Not all States had as positive responses, however. Greece commented: “we are not entirely convinced about the desirability and the necessity of a convention addressing exclusively that category of crimes” and are “of the view that the entry into force of the Rome Statute and the establishment of the International Criminal Court has rendered to a large extent unnecessary the elaboration of a convention on the crimes against humanity.”
In conjunction with the ILC’s Summer Session, the War Crimes Committee of the International Bar Association organized a Discussion on the Draft Articles on Crimes Against Humanity at the Palais des Nations on May 3rd. Co-hosted by the Permanent Mission of the Principality of Liechtenstein and the Permanent Mission of the Kingdom of the Netherlands, the event was well attended by representatives of many countries, Members of the International Law Commission (ILC), and individuals from international organizations and civil society. The speakers included Leila Sadat, Chair of the Crimes Against Humanity Initiative Steering Committee; Robert Rath, former President of the Trial Chamber of the Special Tribunal for Lebanon, and former Director of the Geneva Academy of International Humanitarian Law and Human Rights; Vincent de Graaf, Legal Counsel for the International Law Division of the Netherlands Ministry of Foreign Affairs; Shannon Raj Singh, IBA War Crimes Committee Special Rapporteur on the ILC Draft Articles on Crimes Against Humanity and Associate Legal Officer at the Special Tribunal for Lebanon; Federica D’Alessandra, Co-Chair of the IBA War Crimes Committee and Executive Director of the Oxford Programme on International Peace and Security at the Blavatnik School of Government’s Institute for Ethics, Law and Armed Conflict; and Hugo Relva, Legal Adviser for Amnesty International’s International Justice Team, Law and Policy Program.

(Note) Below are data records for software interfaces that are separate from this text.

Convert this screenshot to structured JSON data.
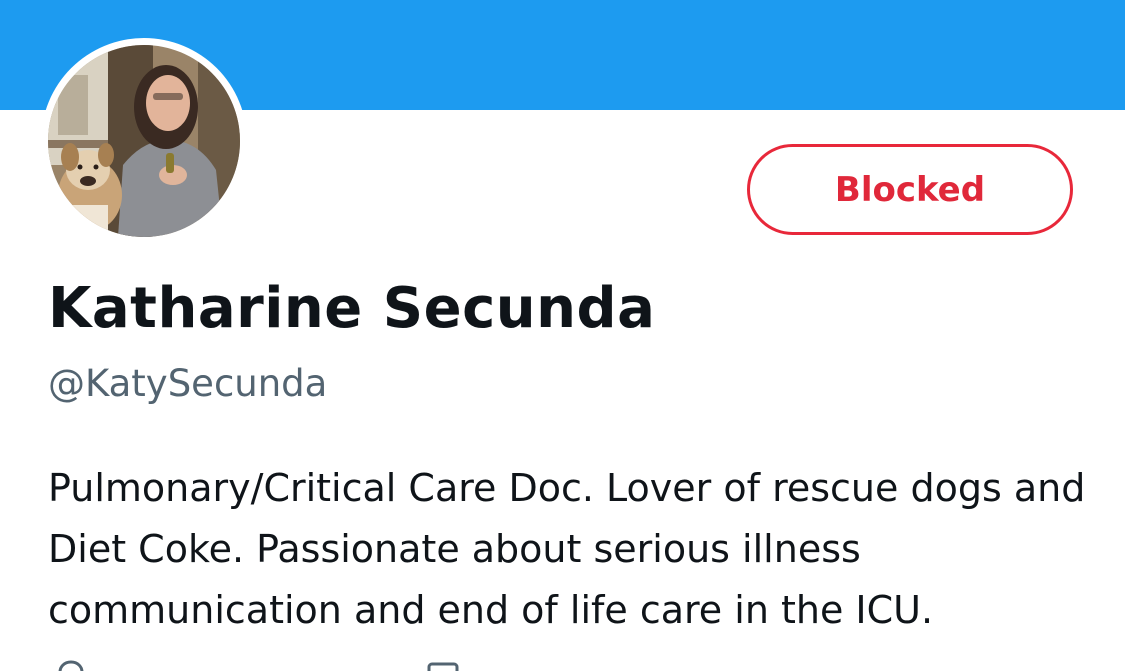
{
  "header": {
    "banner_color": "#1d9bf0"
  },
  "profile": {
    "avatar_icon": "profile-photo",
    "action_button_label": "Blocked",
    "action_button_color": "#e0283a",
    "display_name": "Katharine Secunda",
    "handle": "@KatySecunda",
    "bio": "Pulmonary/Critical Care Doc. Lover of rescue dogs and Diet Coke. Passionate about serious illness communication and end of life care in the ICU."
  },
  "meta": {
    "icons": [
      "location-icon",
      "calendar-icon"
    ]
  }
}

Speakers reflected on the ILC’s process, offered constructive comments on the Draft Articles ahead of the Drafting Committee’s work, and briefly discussed how the ILC’s work on this topic relates to the Mutual Legal Assistance Initiative.
The ILC Drafting Committee has already reviewed this topic and issued updated Draft Articles, with commentary to be completed by the end of July. International lawyers, experts, and civil society members who have been championing this cause for the last decade are hopeful that a new convention will then be adopted by the UN General Assembly or by a Diplomatic Conference in 2019 or 2020, and, as Sierra Leone noted in its comments, “join the pantheon of remarkable International Law Commission contributions to the progressive development of international law and its codification.”